• _EXERCISE BRIEF_
For the string "дюйм", search the entries below and copy every line where it appears.

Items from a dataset
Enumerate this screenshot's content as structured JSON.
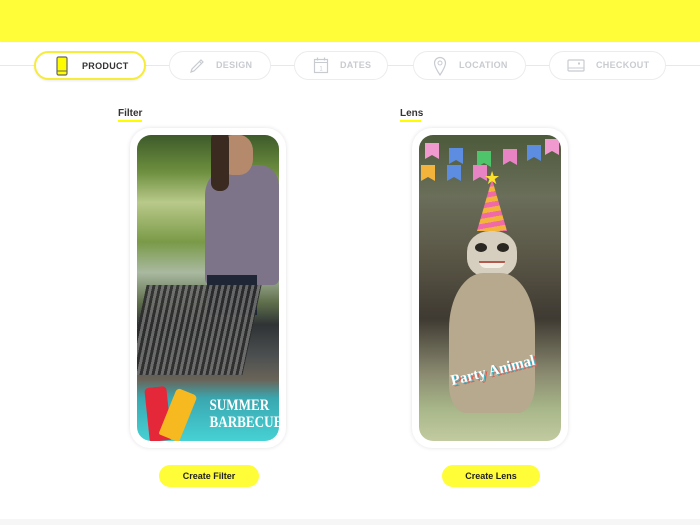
{
  "colors": {
    "brand_yellow": "#fffc38",
    "active_border": "#f7ec3a",
    "inactive_text": "#c8cbd0"
  },
  "stepper": {
    "steps": [
      {
        "label": "PRODUCT",
        "icon": "phone-icon",
        "active": true
      },
      {
        "label": "DESIGN",
        "icon": "pencil-icon",
        "active": false
      },
      {
        "label": "DATES",
        "icon": "calendar-icon",
        "active": false
      },
      {
        "label": "LOCATION",
        "icon": "map-pin-icon",
        "active": false
      },
      {
        "label": "CHECKOUT",
        "icon": "credit-card-icon",
        "active": false
      }
    ]
  },
  "products": [
    {
      "section_label": "Filter",
      "preview_caption_line1": "SUMMER",
      "preview_caption_line2": "BARBECUE",
      "button_label": "Create Filter"
    },
    {
      "section_label": "Lens",
      "preview_caption": "Party Animal",
      "button_label": "Create Lens"
    }
  ]
}
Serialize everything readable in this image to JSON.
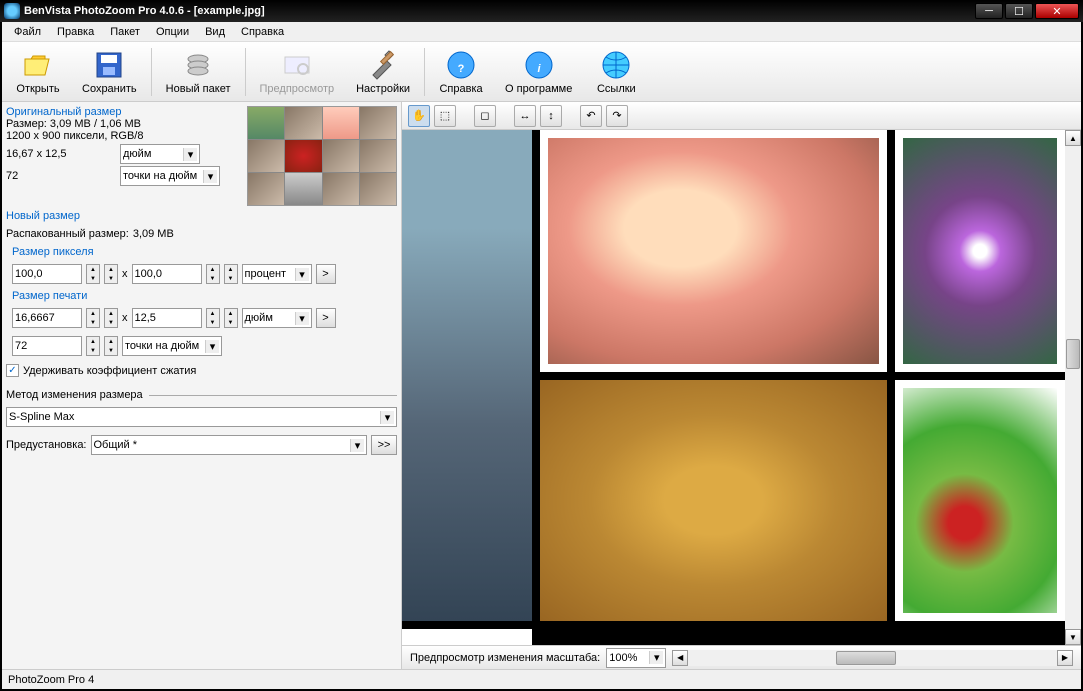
{
  "title": "BenVista PhotoZoom Pro 4.0.6 - [example.jpg]",
  "menu": {
    "file": "Файл",
    "edit": "Правка",
    "batch": "Пакет",
    "options": "Опции",
    "view": "Вид",
    "help": "Справка"
  },
  "toolbar": {
    "open": "Открыть",
    "save": "Сохранить",
    "newbatch": "Новый пакет",
    "preview": "Предпросмотр",
    "settings": "Настройки",
    "help": "Справка",
    "about": "О программе",
    "links": "Ссылки"
  },
  "orig": {
    "title": "Оригинальный размер",
    "size_label": "Размер: 3,09 MB / 1,06 MB",
    "dims": "1200 x 900 пиксели, RGB/8",
    "phys": "16,67 x 12,5",
    "phys_unit": "дюйм",
    "res": "72",
    "res_unit": "точки на дюйм"
  },
  "newsize": {
    "title": "Новый размер",
    "unpacked": "Распакованный размер:",
    "unpacked_val": "3,09 MB",
    "pixel_title": "Размер пикселя",
    "w": "100,0",
    "h": "100,0",
    "unit": "процент",
    "print_title": "Размер печати",
    "pw": "16,6667",
    "ph": "12,5",
    "punit": "дюйм",
    "res": "72",
    "res_unit": "точки на дюйм",
    "keep_ratio": "Удерживать коэффициент сжатия"
  },
  "resize": {
    "title": "Метод изменения размера",
    "method": "S-Spline Max",
    "preset_label": "Предустановка:",
    "preset": "Общий *",
    "more": ">>"
  },
  "zoom": {
    "label": "Предпросмотр изменения масштаба:",
    "value": "100%"
  },
  "status": "PhotoZoom Pro 4",
  "x": "x"
}
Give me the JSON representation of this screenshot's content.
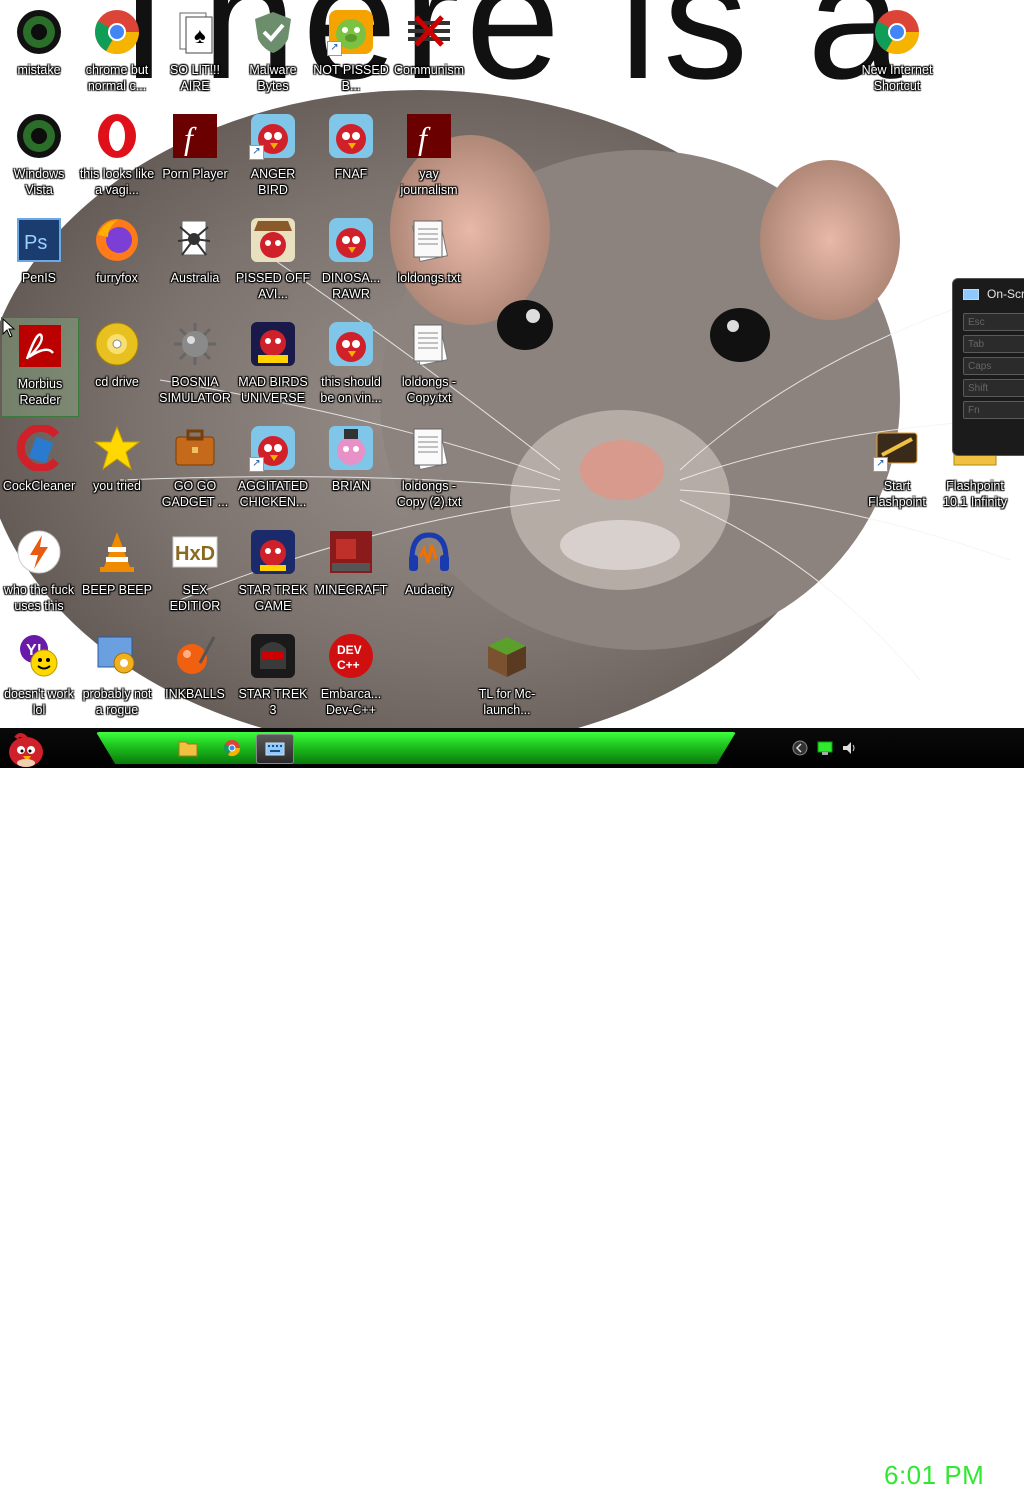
{
  "wallpaper": {
    "text": "There is a"
  },
  "desktop_icons": [
    {
      "label": "mistake"
    },
    {
      "label": "chrome but normal c..."
    },
    {
      "label": "SO LIT!!! AIRE"
    },
    {
      "label": "Malware Bytes"
    },
    {
      "label": "NOT PISSED B..."
    },
    {
      "label": "Communism"
    },
    {
      "label": "New Internet Shortcut"
    },
    {
      "label": "Windows Vista"
    },
    {
      "label": "this looks like a vagi..."
    },
    {
      "label": "Porn Player"
    },
    {
      "label": "ANGER BIRD"
    },
    {
      "label": "FNAF"
    },
    {
      "label": "yay journalism"
    },
    {
      "label": "PenIS"
    },
    {
      "label": "furryfox"
    },
    {
      "label": "Australia"
    },
    {
      "label": "PISSED OFF AVI..."
    },
    {
      "label": "DINOSA... RAWR"
    },
    {
      "label": "loldongs.txt"
    },
    {
      "label": "Morbius Reader"
    },
    {
      "label": "cd drive"
    },
    {
      "label": "BOSNIA SIMULATOR"
    },
    {
      "label": "MAD BIRDS UNIVERSE"
    },
    {
      "label": "this should be on vin..."
    },
    {
      "label": "loldongs - Copy.txt"
    },
    {
      "label": "CockCleaner"
    },
    {
      "label": "you tried"
    },
    {
      "label": "GO GO GADGET ..."
    },
    {
      "label": "AGGITATED CHICKEN..."
    },
    {
      "label": "BRIAN"
    },
    {
      "label": "loldongs - Copy (2).txt"
    },
    {
      "label": "Start Flashpoint"
    },
    {
      "label": "Flashpoint 10.1 Infinity"
    },
    {
      "label": "who the fuck uses this"
    },
    {
      "label": "BEEP BEEP"
    },
    {
      "label": "SEX EDITIOR"
    },
    {
      "label": "STAR TREK GAME"
    },
    {
      "label": "MINECRAFT"
    },
    {
      "label": "Audacity"
    },
    {
      "label": "doesn't work lol"
    },
    {
      "label": "probably not a rogue"
    },
    {
      "label": "INKBALLS"
    },
    {
      "label": "STAR TREK 3"
    },
    {
      "label": "Embarca... Dev-C++"
    },
    {
      "label": "TL for Mc-launch..."
    }
  ],
  "osk_window": {
    "title": "On-Scre",
    "keys": [
      "Esc",
      "Tab",
      "Caps",
      "Shift",
      "Fn"
    ]
  },
  "taskbar": {
    "clock": "6:01 PM",
    "accent_color": "#22dd22",
    "pinned": [
      {
        "name": "file-explorer-icon"
      },
      {
        "name": "chrome-icon"
      },
      {
        "name": "on-screen-keyboard-icon"
      }
    ]
  }
}
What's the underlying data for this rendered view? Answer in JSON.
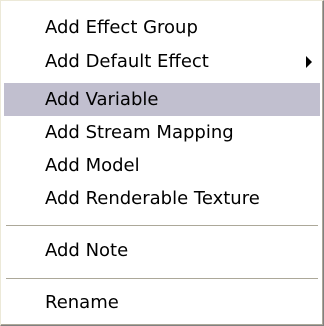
{
  "context_menu": {
    "items": [
      {
        "label": "Add Effect Group",
        "highlighted": false,
        "has_submenu": false
      },
      {
        "label": "Add Default Effect",
        "highlighted": false,
        "has_submenu": true,
        "submenu_icon": "triangle-right-icon"
      },
      {
        "label": "Add Variable",
        "highlighted": true,
        "has_submenu": false
      },
      {
        "label": "Add Stream Mapping",
        "highlighted": false,
        "has_submenu": false
      },
      {
        "label": "Add Model",
        "highlighted": false,
        "has_submenu": false
      },
      {
        "label": "Add Renderable Texture",
        "highlighted": false,
        "has_submenu": false
      },
      {
        "label": "Add Note",
        "highlighted": false,
        "has_submenu": false
      },
      {
        "label": "Rename",
        "highlighted": false,
        "has_submenu": false
      }
    ],
    "highlight_color": "#c1bfcf",
    "background_color": "#ffffff"
  }
}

• _RESULT OF THIS TASK_
    "phys_unit": "дюйм",
    "res_unit": "точки на дюйм"
    "punit": "дюйм",
    "res_unit": "точки на дюйм",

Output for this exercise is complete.